Martin Hoffman, who died last week, had an extraordinary life. Born in Prague in 1929, he was the only member of his family to survive the Holocaust and came to live in England soon after being liberated in 1945. He learned bridge by kibbitzing at a local club and became one of the most brilliant card players of all time — considered the best pairs player in the world for many years. The week before he died, he won a club duplicate and the day before he gave me some hands for this column. ‘Always count the opponents’ hands’ was his favourite tip and no one did that faster than Martin.

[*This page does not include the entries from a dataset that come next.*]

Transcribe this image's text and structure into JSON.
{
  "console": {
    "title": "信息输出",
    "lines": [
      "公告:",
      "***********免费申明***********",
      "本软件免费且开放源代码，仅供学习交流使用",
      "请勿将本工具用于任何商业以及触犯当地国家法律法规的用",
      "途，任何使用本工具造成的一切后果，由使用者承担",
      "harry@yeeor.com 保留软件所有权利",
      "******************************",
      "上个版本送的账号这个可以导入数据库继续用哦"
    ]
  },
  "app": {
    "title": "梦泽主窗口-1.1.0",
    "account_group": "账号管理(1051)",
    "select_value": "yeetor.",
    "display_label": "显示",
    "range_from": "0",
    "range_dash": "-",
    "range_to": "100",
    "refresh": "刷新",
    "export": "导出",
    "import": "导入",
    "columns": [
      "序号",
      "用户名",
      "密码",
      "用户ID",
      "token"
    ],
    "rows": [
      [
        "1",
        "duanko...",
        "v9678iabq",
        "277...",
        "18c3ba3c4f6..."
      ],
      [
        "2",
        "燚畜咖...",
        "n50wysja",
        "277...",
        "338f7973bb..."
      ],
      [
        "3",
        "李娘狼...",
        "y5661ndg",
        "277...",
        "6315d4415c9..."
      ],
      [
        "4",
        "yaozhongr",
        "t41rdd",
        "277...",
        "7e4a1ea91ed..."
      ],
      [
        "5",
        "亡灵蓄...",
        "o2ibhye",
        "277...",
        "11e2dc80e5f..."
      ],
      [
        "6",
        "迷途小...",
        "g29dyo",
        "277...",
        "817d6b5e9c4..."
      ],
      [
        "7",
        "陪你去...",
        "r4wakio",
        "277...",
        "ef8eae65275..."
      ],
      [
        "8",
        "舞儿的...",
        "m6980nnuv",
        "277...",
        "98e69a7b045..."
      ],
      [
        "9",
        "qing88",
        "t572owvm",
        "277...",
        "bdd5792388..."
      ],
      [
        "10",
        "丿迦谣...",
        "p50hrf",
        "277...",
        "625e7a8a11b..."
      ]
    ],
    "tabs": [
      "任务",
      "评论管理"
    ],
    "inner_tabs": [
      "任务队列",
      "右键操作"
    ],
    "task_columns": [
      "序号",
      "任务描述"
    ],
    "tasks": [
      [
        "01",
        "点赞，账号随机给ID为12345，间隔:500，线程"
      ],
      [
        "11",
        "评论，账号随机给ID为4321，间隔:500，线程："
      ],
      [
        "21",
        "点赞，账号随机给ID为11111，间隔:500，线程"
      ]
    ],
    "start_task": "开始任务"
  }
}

West’s 3♣ was explained as a fit-jump —showing a raise to at least 3♥ and a club suit. When South offered 3♠ Martin bid game. West led ♥4 which East took with his King and switched to the ♣8, covered with the ♣9 and won by West’s Ace. West continued with ♣7 which East ruffed and exited a trump. Martin needed the rest of the tricks and the easiest way was to play East for singleton or doubleton ♦K. But was this possible? Time to start counting. West has shown up with 6 clubs and 4 hearts as surely East would have raised to game with 7 hearts? When he drew another round of trump to dummy, he knew the whole shape and that West couldn’t have the singleton ♦K because where was East’s opening bid? There was one last chance — West’s singleton diamond had to be the 9 or 10. He played the Jack from dummy, East covered, Declarer played his Ace and West’s 9 dropped! And btw — he worked all that out in under 30 seconds.
Martin — you will be missed.